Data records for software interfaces
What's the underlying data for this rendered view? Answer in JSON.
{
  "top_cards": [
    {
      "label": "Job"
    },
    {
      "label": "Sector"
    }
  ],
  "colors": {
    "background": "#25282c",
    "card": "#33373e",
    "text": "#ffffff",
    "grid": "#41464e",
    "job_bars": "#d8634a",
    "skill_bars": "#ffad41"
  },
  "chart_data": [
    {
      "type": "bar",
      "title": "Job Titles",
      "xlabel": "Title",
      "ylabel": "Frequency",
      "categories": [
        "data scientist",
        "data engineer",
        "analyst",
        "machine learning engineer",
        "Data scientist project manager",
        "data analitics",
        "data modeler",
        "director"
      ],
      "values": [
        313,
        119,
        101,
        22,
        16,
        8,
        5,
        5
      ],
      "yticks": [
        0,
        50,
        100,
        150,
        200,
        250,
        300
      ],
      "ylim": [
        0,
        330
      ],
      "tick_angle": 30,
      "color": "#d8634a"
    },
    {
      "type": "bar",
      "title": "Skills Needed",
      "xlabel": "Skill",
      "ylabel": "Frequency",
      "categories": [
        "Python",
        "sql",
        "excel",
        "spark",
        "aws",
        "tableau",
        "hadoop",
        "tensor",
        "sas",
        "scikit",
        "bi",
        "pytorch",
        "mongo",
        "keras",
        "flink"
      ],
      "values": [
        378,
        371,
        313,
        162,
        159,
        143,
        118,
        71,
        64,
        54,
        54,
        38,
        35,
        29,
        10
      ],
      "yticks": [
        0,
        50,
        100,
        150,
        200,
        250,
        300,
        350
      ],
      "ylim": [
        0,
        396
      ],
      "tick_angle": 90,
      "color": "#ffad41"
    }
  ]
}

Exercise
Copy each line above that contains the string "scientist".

Response area
        "data scientist",
        "Data scientist project manager",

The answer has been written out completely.